Anthony Banks is a visual artist, based In London. Having studied at Brighton University and The Princes School of Drawing, Anthony recently graduated from The Royal College of Art. In 2016, he was awarded the student prize at The Marmite Prize for Painting.
With a combination of abstract and kitsch, Nicholas William Johnson’s paintings blend a range of historical influences. The works are very textual, formed of layer upon layer of pattern, stencil, paint and colour. His paintings, whilst visually enriching, also examine art styles and discourses by blurring and resisting them.
“I tend to say I paint flowers. I know it can come off as naïve to say that, but I think the dissonance it can create around the current discourses in art. For me the concept of decay is important; the idea that anything, if abandoned, will ultimately be reclaimed and repurposed.” Nicholas William Johnson
Born in Honolulu, HI, United States 1982, Nicholas lives and works in London
Kiera Bennett (born Oldham 1971) studied at The Royal College of Art (2000–02) and Oxford University, The Ruskin School (1990–93) and Mid Cheshire College of Art+Design, Northwich (1989–90)

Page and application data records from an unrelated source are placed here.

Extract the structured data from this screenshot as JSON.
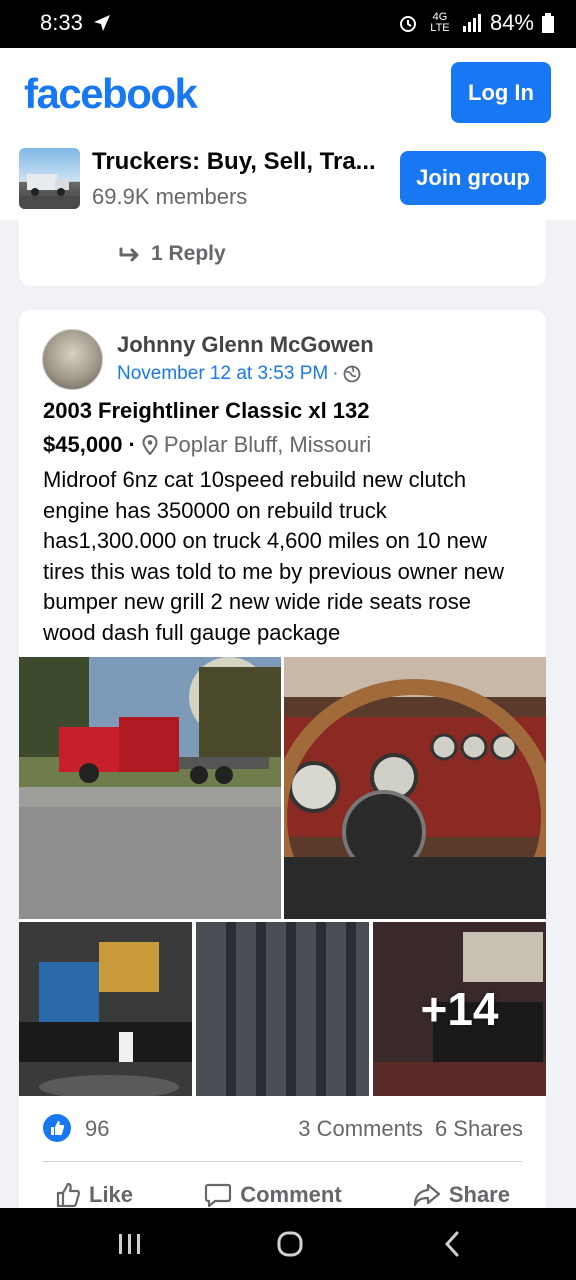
{
  "status_bar": {
    "time": "8:33",
    "network": "4G LTE",
    "battery": "84%"
  },
  "header": {
    "logo": "facebook",
    "login_label": "Log In"
  },
  "group": {
    "name": "Truckers: Buy, Sell, Tra...",
    "members": "69.9K members",
    "join_label": "Join group"
  },
  "previous_card": {
    "reply_label": "1 Reply"
  },
  "post": {
    "author": "Johnny Glenn McGowen",
    "timestamp": "November 12 at 3:53 PM",
    "privacy_icon": "globe-icon",
    "title": "2003 Freightliner Classic xl 132",
    "price": "$45,000",
    "location": "Poplar Bluff, Missouri",
    "description": "Midroof 6nz cat 10speed rebuild new clutch engine has 350000 on rebuild truck has1,300.000 on truck 4,600 miles on 10 new tires this was told to me by previous owner new bumper new grill 2 new wide ride seats rose wood dash full gauge package",
    "more_photos": "+14",
    "likes": "96",
    "comments": "3 Comments",
    "shares": "6 Shares",
    "actions": {
      "like": "Like",
      "comment": "Comment",
      "share": "Share"
    }
  },
  "colors": {
    "brand": "#1877f2",
    "secondary_text": "#65676b",
    "background": "#f0f2f5"
  }
}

Predominantly working in painting (but also collage) Bennett has shown internationally and currently lives and works in London.
Past shows include 'New Contemporaries' in 2002, 'Collage' at the Bloomberg Space London in 2004,where Bennett showed alongside artists including Chris Ofili, Marcel Duchamp, Robert Rauschenberg and Max Ernst, John Moores Painting Prize 23, The Walker Art Gallery in 2004, 'Fuckin Brilliant/Maji Yabai, Tokyo Wondersite Gallery, Shibuya, Tokyo in 2006, 'Bad Moon Rising', a solo show at Rockwell Gallery London in 2007 and 'Precious Things', Highlanes Gallery, Drogheda, Ireland in 2008, a group show curated by Graham Crowley, former professor of painting at The Royal College of Art, other artists included Ansel Krut, Varda Caivano and Paul Housley. She also received The Cocheme Fellowship at Byam Shaw School of Art in 2004 (concluding with a show alongside artist Ryan Gander).
Her work is in various collections including those of Mario Testino, Cornelia Parker and Julian Opie.
Nicholas William Johnson
Gwennan Thomas was born in Rouen, France in 1984 and grew up in both France and South Wales. She was nominated for Abstract Critical Newcomer Awards in 2012 and selected for Flowers Gallery’s Artist of the Day in 2013. She has shown regularly in the UK and has also participated in several curatorial projects, notably: Citrus Lush Bongo with Take Me Home Projects (2015) & MASK with Pluspace Projects in collaboration with Coventry University (2016).
Her playful and colourful paintings employ framing mechanisms and repetitive motifs derived from film scenes, collected objects and travelling. She is currently studying for her Masters in Painting at the Royal College of Art.